Typically, the bacteria, yeast, and sugar are added to a base of a tea (green or black tea are most common). Then, the mixture is fermented for at least a week. The first fermentation process allows the bacteria to multiply and, along with the yeast, consume most of the sugar, enhancing the beverage’s probiotic content, which will provide the gut with an abundance of healthy bacteria as well as convert the tea into a slightly sour and lightly carbonated drink. But the overall flavor and supplementary health benefits of kombucha depend on the type of tea used and any other dietary additives.
For the second fermentation process, flavoring ingredients, such as spices, fruits, and/or honey, are added to the kombucha, which is then set aside for an additional 3 to 10 days. Added ingredients for the second fermentation process can also be tailored to enhancing select nutrients that target specific medical conditions and symptoms (i.e., anti-inflammatory). Popular flavors of kombucha include lemon ginger, blueberry, strawberry, mint lime mojito, and apple cinnamon.
- Troitino C. Kombucha 101: demystifying the past, present and future of the fermented tea drink. 1 Feb 2017. Forbes. https://www.forbes.com/sites/christinatroitino/2017/02/01/ kombucha-101-demystifying-the-past-present-and-future-of-the-fermented-tea- drink/?sh=291aece84ae2. Accessed 11 Jan 2021.
- Jayabalan R, Malbaša RV, Lončar ES, et al. A review on kombucha tea—microbiology, composition, fermentation, beneficial effects, toxicity, and tea fungus.
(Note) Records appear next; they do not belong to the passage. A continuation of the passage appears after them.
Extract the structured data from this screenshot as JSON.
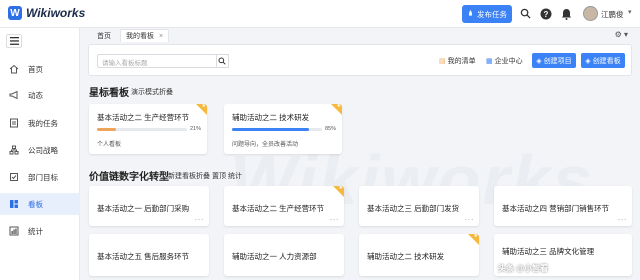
{
  "app": {
    "name": "Wikiworks",
    "logo_letter": "W"
  },
  "topbar": {
    "publish_label": "发布任务",
    "user_name": "江鹏俊",
    "icons": [
      "search-icon",
      "help-icon",
      "bell-icon",
      "avatar"
    ]
  },
  "sidebar": {
    "items": [
      {
        "label": "首页",
        "icon": "home-icon",
        "active": false
      },
      {
        "label": "动态",
        "icon": "megaphone-icon",
        "active": false
      },
      {
        "label": "我的任务",
        "icon": "task-icon",
        "active": false
      },
      {
        "label": "公司战略",
        "icon": "strategy-icon",
        "active": false
      },
      {
        "label": "部门目标",
        "icon": "target-icon",
        "active": false
      },
      {
        "label": "看板",
        "icon": "board-icon",
        "active": true
      },
      {
        "label": "统计",
        "icon": "stats-icon",
        "active": false
      }
    ]
  },
  "tabs": [
    {
      "label": "首页",
      "active": false
    },
    {
      "label": "我的看板",
      "active": true
    }
  ],
  "toolbar": {
    "search_placeholder": "请输入看板标题",
    "my_list": "我的清单",
    "enterprise": "企业中心",
    "create_project": "创建项目",
    "create_board": "创建看板"
  },
  "starred": {
    "title": "星标看板",
    "links": [
      "演示模式",
      "折叠"
    ],
    "cards": [
      {
        "title": "基本活动之二 生产经营环节",
        "progress": 0.21,
        "progress_label": "21%",
        "subtitle": "个人看板",
        "color": "#f0a35a",
        "starred": true
      },
      {
        "title": "辅助活动之二 技术研发",
        "progress": 0.85,
        "progress_label": "85%",
        "subtitle": "问题导向，全员改善活动",
        "color": "#3b82f6",
        "starred": true
      }
    ]
  },
  "chain": {
    "title": "价值链数字化转型",
    "links": [
      "新建看板",
      "折叠",
      "置顶",
      "统计"
    ],
    "cards": [
      {
        "title": "基本活动之一 后勤部门采购",
        "starred": false
      },
      {
        "title": "基本活动之二 生产经营环节",
        "starred": true
      },
      {
        "title": "基本活动之三 后勤部门发货",
        "starred": false
      },
      {
        "title": "基本活动之四 营销部门销售环节",
        "starred": false
      },
      {
        "title": "基本活动之五 售后服务环节",
        "starred": false
      },
      {
        "title": "辅助活动之一 人力资源部",
        "starred": false
      },
      {
        "title": "辅助活动之二 技术研发",
        "starred": true
      },
      {
        "title": "辅助活动之三 品牌文化管理",
        "starred": false
      }
    ]
  },
  "watermark": "Wikiworks",
  "credit": "头条 @小智看"
}
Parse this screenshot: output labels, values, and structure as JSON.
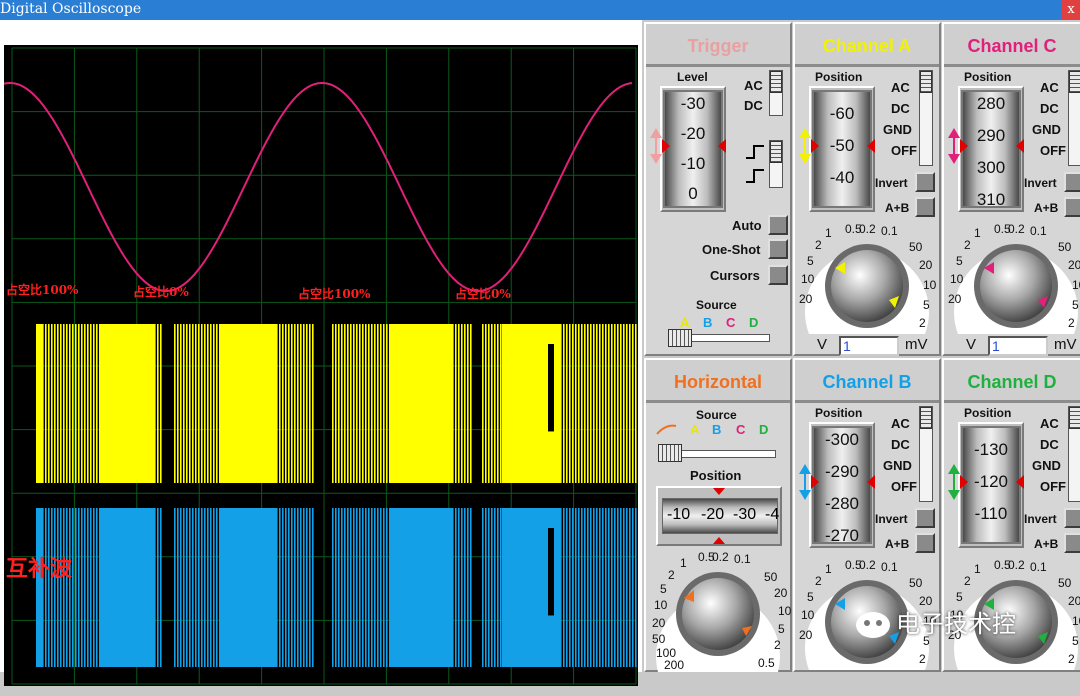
{
  "window": {
    "title": "Digital Oscilloscope",
    "close_glyph": "x"
  },
  "screen": {
    "annotations": [
      "占空比100%",
      "占空比0%",
      "占空比100%",
      "占空比0%"
    ],
    "side_label": "互补波",
    "traces": {
      "channel_a_color": "#e0207a",
      "channel_c_color": "#ffff00",
      "channel_b_color": "#14a0e6"
    }
  },
  "trigger": {
    "title": "Trigger",
    "title_color": "#e8a0a0",
    "level_label": "Level",
    "level_ticks": [
      "-30",
      "-20",
      "-10",
      "0"
    ],
    "coupling": [
      "AC",
      "DC"
    ],
    "buttons": [
      "Auto",
      "One-Shot",
      "Cursors"
    ],
    "source_label": "Source",
    "sources": [
      "A",
      "B",
      "C",
      "D"
    ]
  },
  "channel_a": {
    "title": "Channel A",
    "title_color": "#f2f200",
    "position_label": "Position",
    "position_ticks": [
      "-60",
      "-50",
      "-40"
    ],
    "modes": [
      "AC",
      "DC",
      "GND",
      "OFF"
    ],
    "invert_label": "Invert",
    "sum_label": "A+B",
    "dial_scale": [
      "0.5",
      "0.2",
      "0.1",
      "50",
      "20",
      "10",
      "5",
      "2",
      "1",
      "2",
      "5",
      "10",
      "20"
    ],
    "units": [
      "V",
      "mV"
    ],
    "value": "1"
  },
  "channel_c": {
    "title": "Channel C",
    "title_color": "#e0207a",
    "position_label": "Position",
    "position_ticks": [
      "280",
      "290",
      "300",
      "310"
    ],
    "modes": [
      "AC",
      "DC",
      "GND",
      "OFF"
    ],
    "invert_label": "Invert",
    "sum_label": "A+B",
    "dial_scale": [
      "0.5",
      "0.2",
      "0.1",
      "50",
      "20",
      "10",
      "5",
      "2",
      "1",
      "2",
      "5",
      "10",
      "20"
    ],
    "units": [
      "V",
      "mV"
    ],
    "value": "1"
  },
  "horizontal": {
    "title": "Horizontal",
    "title_color": "#f07020",
    "source_label": "Source",
    "sources": [
      "A",
      "B",
      "C",
      "D"
    ],
    "position_label": "Position",
    "position_ticks": [
      "-10",
      "-20",
      "-30",
      "-4"
    ],
    "dial_scale": [
      "0.5",
      "0.2",
      "0.1",
      "50",
      "20",
      "10",
      "5",
      "2",
      "1",
      "2",
      "5",
      "10",
      "20",
      "50",
      "100",
      "200",
      "0.5"
    ]
  },
  "channel_b": {
    "title": "Channel B",
    "title_color": "#14a0e6",
    "position_label": "Position",
    "position_ticks": [
      "-300",
      "-290",
      "-280",
      "-270"
    ],
    "modes": [
      "AC",
      "DC",
      "GND",
      "OFF"
    ],
    "invert_label": "Invert",
    "sum_label": "A+B",
    "dial_scale": [
      "0.5",
      "0.2",
      "0.1",
      "50",
      "20",
      "10",
      "5",
      "2",
      "1",
      "2",
      "5",
      "10",
      "20"
    ]
  },
  "channel_d": {
    "title": "Channel D",
    "title_color": "#20b040",
    "position_label": "Position",
    "position_ticks": [
      "-130",
      "-120",
      "-110"
    ],
    "modes": [
      "AC",
      "DC",
      "GND",
      "OFF"
    ],
    "invert_label": "Invert",
    "sum_label": "A+B",
    "dial_scale": [
      "0.5",
      "0.2",
      "0.1",
      "50",
      "20",
      "10",
      "5",
      "2",
      "1",
      "2",
      "5",
      "10",
      "20"
    ]
  },
  "watermark": "电子技术控"
}
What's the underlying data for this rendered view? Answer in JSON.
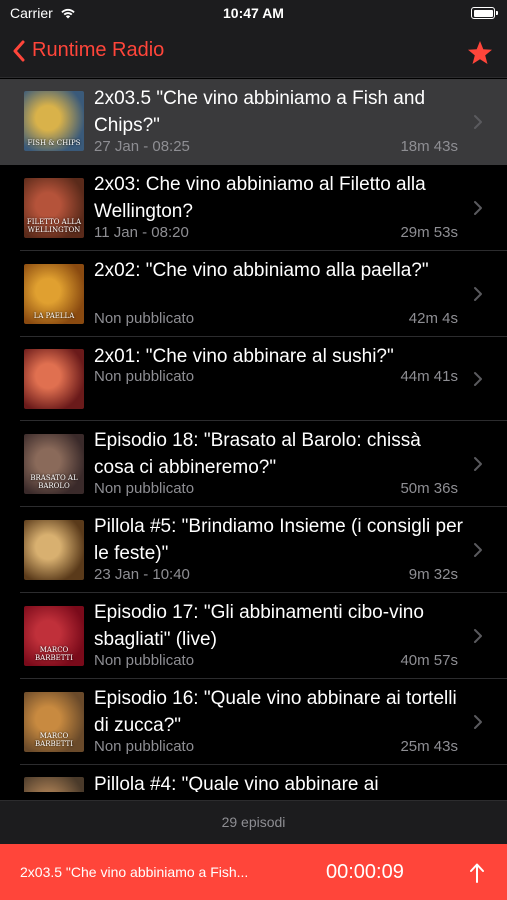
{
  "status": {
    "carrier": "Carrier",
    "time": "10:47 AM"
  },
  "nav": {
    "back_label": "Runtime Radio",
    "accent": "#ff453a"
  },
  "episodes": [
    {
      "title": "2x03.5 \"Che vino abbiniamo a Fish and Chips?\"",
      "date": "27 Jan - 08:25",
      "duration": "18m 43s",
      "thumb_text": "FISH & CHIPS",
      "thumb_colors": [
        "#3a5a7a",
        "#d9b24a"
      ]
    },
    {
      "title": "2x03: Che vino abbiniamo al Filetto alla Wellington?",
      "date": "11 Jan - 08:20",
      "duration": "29m 53s",
      "thumb_text": "FILETTO ALLA WELLINGTON",
      "thumb_colors": [
        "#5a2a1a",
        "#b5533a"
      ]
    },
    {
      "title": "2x02: \"Che vino abbiniamo alla paella?\"",
      "date": "Non pubblicato",
      "duration": "42m 4s",
      "thumb_text": "LA PAELLA",
      "thumb_colors": [
        "#8a4a10",
        "#e0a030"
      ]
    },
    {
      "title": "2x01: \"Che vino abbinare al sushi?\"",
      "date": "Non pubblicato",
      "duration": "44m 41s",
      "thumb_text": "",
      "thumb_colors": [
        "#6a1a1a",
        "#e07050"
      ]
    },
    {
      "title": "Episodio 18: \"Brasato al Barolo: chissà cosa ci abbineremo?\"",
      "date": "Non pubblicato",
      "duration": "50m 36s",
      "thumb_text": "BRASATO AL BAROLO",
      "thumb_colors": [
        "#3a2a2a",
        "#8a6a5a"
      ]
    },
    {
      "title": "Pillola #5: \"Brindiamo Insieme (i consigli per le feste)\"",
      "date": "23 Jan - 10:40",
      "duration": "9m 32s",
      "thumb_text": "",
      "thumb_colors": [
        "#5a3a1a",
        "#d8b070"
      ]
    },
    {
      "title": "Episodio 17: \"Gli abbinamenti cibo-vino sbagliati\" (live)",
      "date": "Non pubblicato",
      "duration": "40m 57s",
      "thumb_text": "MARCO BARBETTI",
      "thumb_colors": [
        "#7a0a1a",
        "#c0303a"
      ]
    },
    {
      "title": "Episodio 16: \"Quale vino abbinare ai tortelli di zucca?\"",
      "date": "Non pubblicato",
      "duration": "25m 43s",
      "thumb_text": "MARCO BARBETTI",
      "thumb_colors": [
        "#6a4a2a",
        "#c88a40"
      ]
    },
    {
      "title": "Pillola #4: \"Quale vino abbinare ai",
      "date": "",
      "duration": "",
      "thumb_text": "",
      "thumb_colors": [
        "#4a3a2a",
        "#a07850"
      ]
    }
  ],
  "footer": {
    "count": "29 episodi"
  },
  "player": {
    "title": "2x03.5 \"Che vino abbiniamo a Fish...",
    "time": "00:00:09"
  }
}
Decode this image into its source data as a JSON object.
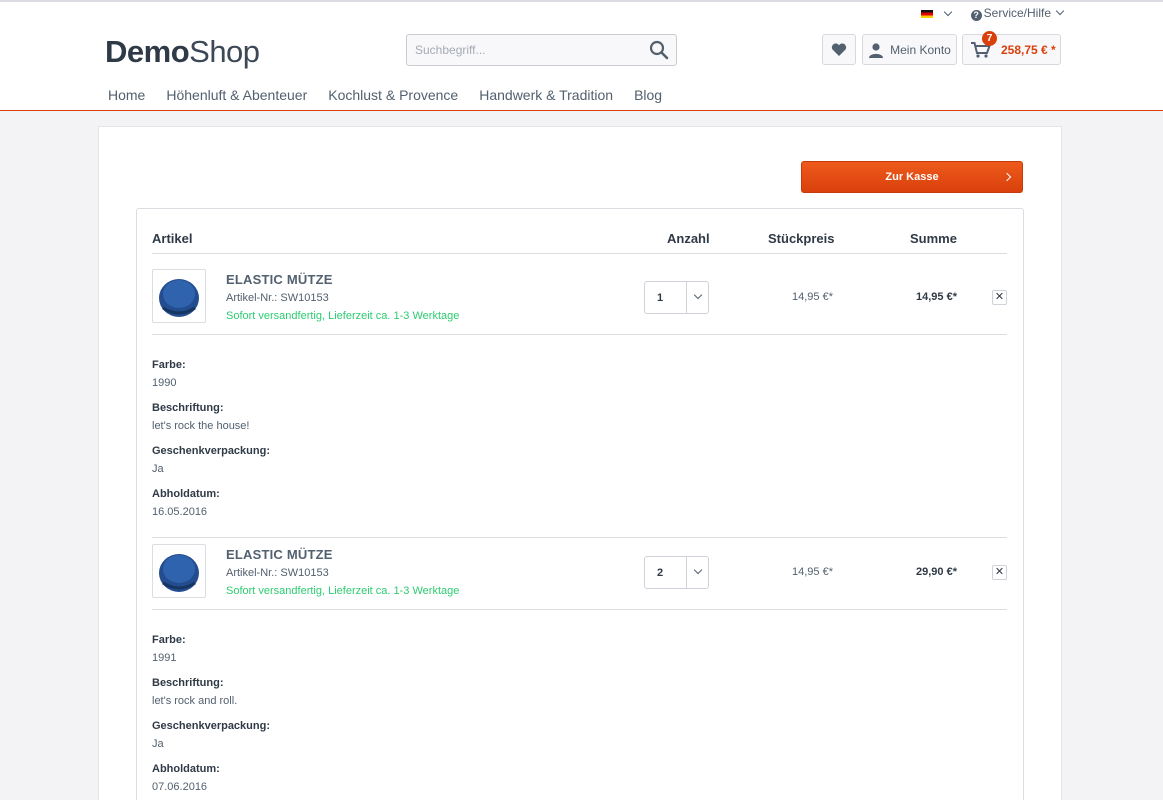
{
  "header": {
    "language": "",
    "service_label": "Service/Hilfe",
    "logo_bold": "Demo",
    "logo_light": "Shop",
    "search_placeholder": "Suchbegriff...",
    "account_label": "Mein Konto",
    "cart_count": "7",
    "cart_amount": "258,75 € *",
    "accent_color": "#d9400b"
  },
  "nav": [
    "Home",
    "Höhenluft & Abenteuer",
    "Kochlust & Provence",
    "Handwerk & Tradition",
    "Blog"
  ],
  "checkout_label": "Zur Kasse",
  "table": {
    "col_article": "Artikel",
    "col_qty": "Anzahl",
    "col_unit": "Stückpreis",
    "col_sum": "Summe"
  },
  "items": [
    {
      "name": "ELASTIC MÜTZE",
      "sku": "Artikel-Nr.: SW10153",
      "shipping": "Sofort versandfertig, Lieferzeit ca. 1-3 Werktage",
      "qty": "1",
      "unit_price": "14,95 €*",
      "total": "14,95 €*",
      "remove": "✕",
      "attributes": [
        {
          "label": "Farbe:",
          "value": "1990"
        },
        {
          "label": "Beschriftung:",
          "value": "let's rock the house!"
        },
        {
          "label": "Geschenkverpackung:",
          "value": "Ja"
        },
        {
          "label": "Abholdatum:",
          "value": "16.05.2016"
        }
      ]
    },
    {
      "name": "ELASTIC MÜTZE",
      "sku": "Artikel-Nr.: SW10153",
      "shipping": "Sofort versandfertig, Lieferzeit ca. 1-3 Werktage",
      "qty": "2",
      "unit_price": "14,95 €*",
      "total": "29,90 €*",
      "remove": "✕",
      "attributes": [
        {
          "label": "Farbe:",
          "value": "1991"
        },
        {
          "label": "Beschriftung:",
          "value": "let's rock and roll."
        },
        {
          "label": "Geschenkverpackung:",
          "value": "Ja"
        },
        {
          "label": "Abholdatum:",
          "value": "07.06.2016"
        }
      ]
    }
  ]
}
Compr Rev Food Sci Food Saf. 2014;13(4):538–550.
- Chakravorty S, Bhattacharya S, Chatzinotas A, et al. Kombucha tea fermentation: microbial and biochemical dynamics. Int J Food Microbiol. 2016;220:63–72.
- Mayser P, Fromme S, Leitzmann C, Gründer K. The yeast spectrum of the ‘tea fungus Kombucha’. Mycoses. 1995;38(7-8):289–295.
- Live. Eat. Learn site. 19 best kombucha flavors. 8 Dec 2019. https://www.liveeatlearn. com/best-kombucha-flavors/. Accessed 11 Jan 2021.